All lines of the entries with "color" in them must be listed.

[Materials provided Boundary: Start]

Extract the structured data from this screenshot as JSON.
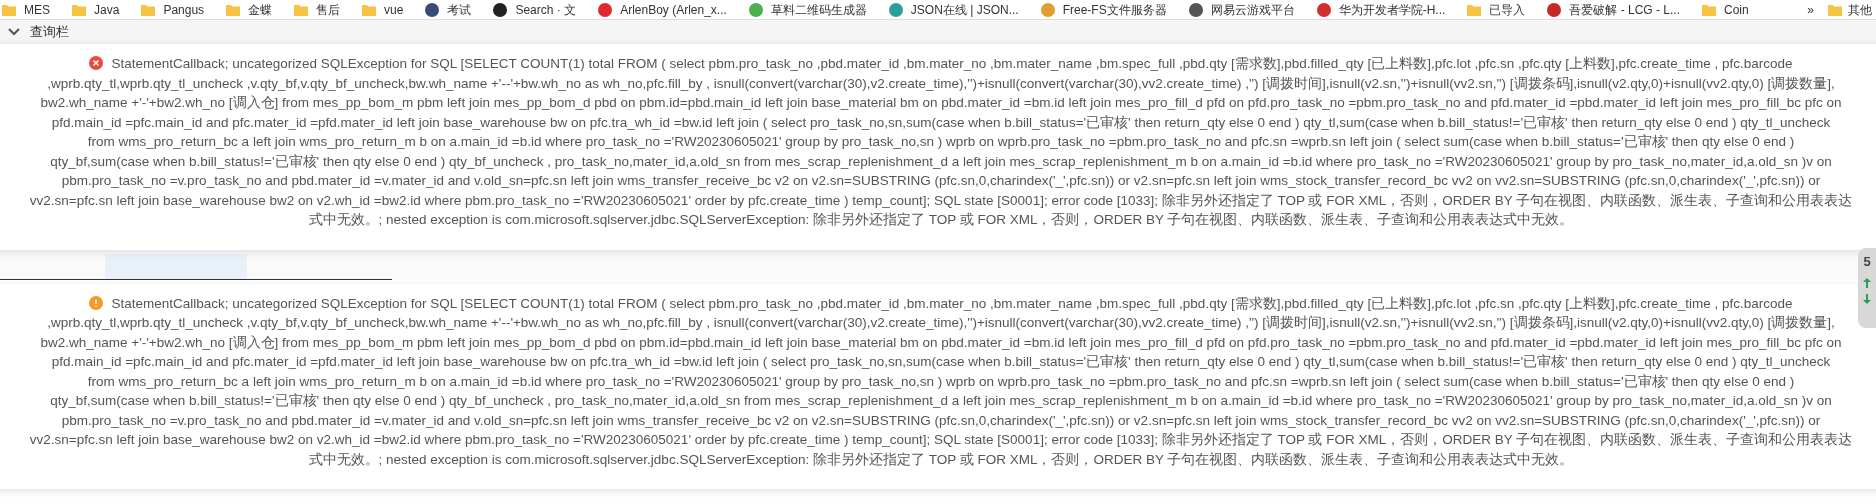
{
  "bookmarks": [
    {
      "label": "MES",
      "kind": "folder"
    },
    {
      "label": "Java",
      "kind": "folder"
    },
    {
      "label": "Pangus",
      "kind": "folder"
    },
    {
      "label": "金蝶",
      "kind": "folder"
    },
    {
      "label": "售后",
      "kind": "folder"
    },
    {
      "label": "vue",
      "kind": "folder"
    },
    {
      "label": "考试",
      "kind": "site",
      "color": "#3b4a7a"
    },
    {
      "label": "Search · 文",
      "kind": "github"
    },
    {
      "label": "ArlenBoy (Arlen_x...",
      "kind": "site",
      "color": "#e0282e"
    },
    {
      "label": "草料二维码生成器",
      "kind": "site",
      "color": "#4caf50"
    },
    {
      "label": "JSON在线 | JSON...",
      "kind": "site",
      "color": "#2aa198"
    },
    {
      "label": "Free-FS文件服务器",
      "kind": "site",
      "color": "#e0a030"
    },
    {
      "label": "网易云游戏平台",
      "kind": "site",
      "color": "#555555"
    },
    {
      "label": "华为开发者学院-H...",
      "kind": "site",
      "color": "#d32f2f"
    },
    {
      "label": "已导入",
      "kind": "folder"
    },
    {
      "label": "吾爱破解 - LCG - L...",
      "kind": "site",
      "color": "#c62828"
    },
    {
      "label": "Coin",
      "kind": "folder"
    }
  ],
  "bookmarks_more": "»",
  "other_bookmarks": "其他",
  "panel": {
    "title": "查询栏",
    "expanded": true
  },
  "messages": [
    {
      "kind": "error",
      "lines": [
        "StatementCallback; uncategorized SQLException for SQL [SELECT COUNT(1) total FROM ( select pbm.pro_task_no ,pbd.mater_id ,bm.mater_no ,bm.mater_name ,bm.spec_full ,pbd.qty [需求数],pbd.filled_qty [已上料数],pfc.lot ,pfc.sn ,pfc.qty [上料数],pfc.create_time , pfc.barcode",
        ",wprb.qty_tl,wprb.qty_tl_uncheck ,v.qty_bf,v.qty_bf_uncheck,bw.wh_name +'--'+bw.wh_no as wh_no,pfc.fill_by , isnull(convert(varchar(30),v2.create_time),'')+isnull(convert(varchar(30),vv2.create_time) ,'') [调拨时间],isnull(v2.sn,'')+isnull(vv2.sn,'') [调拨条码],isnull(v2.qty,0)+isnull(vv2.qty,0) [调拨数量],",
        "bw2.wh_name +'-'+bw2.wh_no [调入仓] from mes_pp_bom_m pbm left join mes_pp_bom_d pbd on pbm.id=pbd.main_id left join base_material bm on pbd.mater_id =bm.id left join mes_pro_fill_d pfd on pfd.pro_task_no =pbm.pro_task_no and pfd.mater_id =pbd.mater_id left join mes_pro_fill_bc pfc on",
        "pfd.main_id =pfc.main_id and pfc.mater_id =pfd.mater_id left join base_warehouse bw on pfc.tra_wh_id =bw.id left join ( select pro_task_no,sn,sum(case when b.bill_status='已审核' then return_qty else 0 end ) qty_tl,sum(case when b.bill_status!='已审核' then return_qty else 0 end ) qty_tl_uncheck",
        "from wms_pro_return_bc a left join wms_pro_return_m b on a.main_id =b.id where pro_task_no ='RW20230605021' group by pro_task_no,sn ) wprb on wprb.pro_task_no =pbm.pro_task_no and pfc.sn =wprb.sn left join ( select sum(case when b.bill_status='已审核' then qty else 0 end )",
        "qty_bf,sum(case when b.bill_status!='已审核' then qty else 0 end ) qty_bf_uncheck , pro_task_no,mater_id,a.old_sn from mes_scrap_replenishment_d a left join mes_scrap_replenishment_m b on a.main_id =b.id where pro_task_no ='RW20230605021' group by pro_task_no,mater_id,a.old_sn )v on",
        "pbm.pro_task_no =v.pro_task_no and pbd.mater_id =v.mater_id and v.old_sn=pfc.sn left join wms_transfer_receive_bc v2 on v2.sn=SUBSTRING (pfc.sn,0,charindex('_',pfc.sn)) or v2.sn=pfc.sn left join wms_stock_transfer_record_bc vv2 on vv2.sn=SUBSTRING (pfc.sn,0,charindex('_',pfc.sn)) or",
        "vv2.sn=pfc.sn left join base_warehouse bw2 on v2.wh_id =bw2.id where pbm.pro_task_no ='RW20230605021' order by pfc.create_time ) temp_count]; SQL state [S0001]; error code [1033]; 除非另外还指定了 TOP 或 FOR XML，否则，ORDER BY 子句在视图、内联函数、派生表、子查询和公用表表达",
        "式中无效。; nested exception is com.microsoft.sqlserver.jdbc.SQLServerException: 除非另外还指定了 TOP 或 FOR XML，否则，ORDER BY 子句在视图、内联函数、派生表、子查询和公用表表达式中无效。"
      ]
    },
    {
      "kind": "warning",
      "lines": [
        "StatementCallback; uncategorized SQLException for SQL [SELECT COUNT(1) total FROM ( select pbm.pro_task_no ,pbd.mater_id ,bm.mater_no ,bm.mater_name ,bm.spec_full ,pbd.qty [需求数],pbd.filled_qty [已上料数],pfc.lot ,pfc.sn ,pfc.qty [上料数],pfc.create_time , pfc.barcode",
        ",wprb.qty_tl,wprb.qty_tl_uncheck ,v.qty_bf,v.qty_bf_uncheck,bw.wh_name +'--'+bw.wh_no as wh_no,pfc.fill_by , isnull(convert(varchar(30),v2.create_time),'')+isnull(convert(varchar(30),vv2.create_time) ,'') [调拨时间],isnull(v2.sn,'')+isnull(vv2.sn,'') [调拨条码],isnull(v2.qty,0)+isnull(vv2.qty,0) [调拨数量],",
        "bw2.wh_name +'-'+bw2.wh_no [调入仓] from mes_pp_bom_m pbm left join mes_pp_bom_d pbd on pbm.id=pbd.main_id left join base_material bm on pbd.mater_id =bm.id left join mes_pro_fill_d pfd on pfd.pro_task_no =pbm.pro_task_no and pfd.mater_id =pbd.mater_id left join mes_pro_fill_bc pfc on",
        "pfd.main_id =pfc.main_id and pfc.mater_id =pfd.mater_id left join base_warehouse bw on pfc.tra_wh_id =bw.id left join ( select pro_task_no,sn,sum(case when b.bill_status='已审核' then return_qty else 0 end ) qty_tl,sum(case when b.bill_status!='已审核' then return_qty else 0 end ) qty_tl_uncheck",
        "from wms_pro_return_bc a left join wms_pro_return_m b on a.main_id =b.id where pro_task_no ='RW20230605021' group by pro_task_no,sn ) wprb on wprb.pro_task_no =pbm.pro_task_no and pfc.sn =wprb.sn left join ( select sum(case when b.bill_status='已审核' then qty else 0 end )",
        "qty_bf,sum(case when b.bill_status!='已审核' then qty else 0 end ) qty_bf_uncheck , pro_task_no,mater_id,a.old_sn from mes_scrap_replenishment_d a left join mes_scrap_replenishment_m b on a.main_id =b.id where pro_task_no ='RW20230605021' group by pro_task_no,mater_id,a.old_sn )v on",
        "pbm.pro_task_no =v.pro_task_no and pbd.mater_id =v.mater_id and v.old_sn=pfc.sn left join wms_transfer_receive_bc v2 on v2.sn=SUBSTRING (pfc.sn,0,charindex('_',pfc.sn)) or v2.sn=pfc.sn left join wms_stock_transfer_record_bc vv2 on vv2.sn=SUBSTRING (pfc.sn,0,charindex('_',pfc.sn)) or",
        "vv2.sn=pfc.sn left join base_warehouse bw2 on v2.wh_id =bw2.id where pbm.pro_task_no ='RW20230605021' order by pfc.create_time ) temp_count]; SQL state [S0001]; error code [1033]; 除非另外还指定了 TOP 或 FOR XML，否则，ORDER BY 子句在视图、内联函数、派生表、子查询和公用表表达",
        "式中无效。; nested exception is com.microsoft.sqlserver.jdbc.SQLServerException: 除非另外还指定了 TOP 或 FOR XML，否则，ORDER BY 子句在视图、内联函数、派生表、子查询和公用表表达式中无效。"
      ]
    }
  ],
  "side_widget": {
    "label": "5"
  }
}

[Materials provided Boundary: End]

Answer –
      "color": "#3b4a7a"
      "color": "#e0282e"
      "color": "#4caf50"
      "color": "#2aa198"
      "color": "#e0a030"
      "color": "#555555"
      "color": "#d32f2f"
      "color": "#c62828"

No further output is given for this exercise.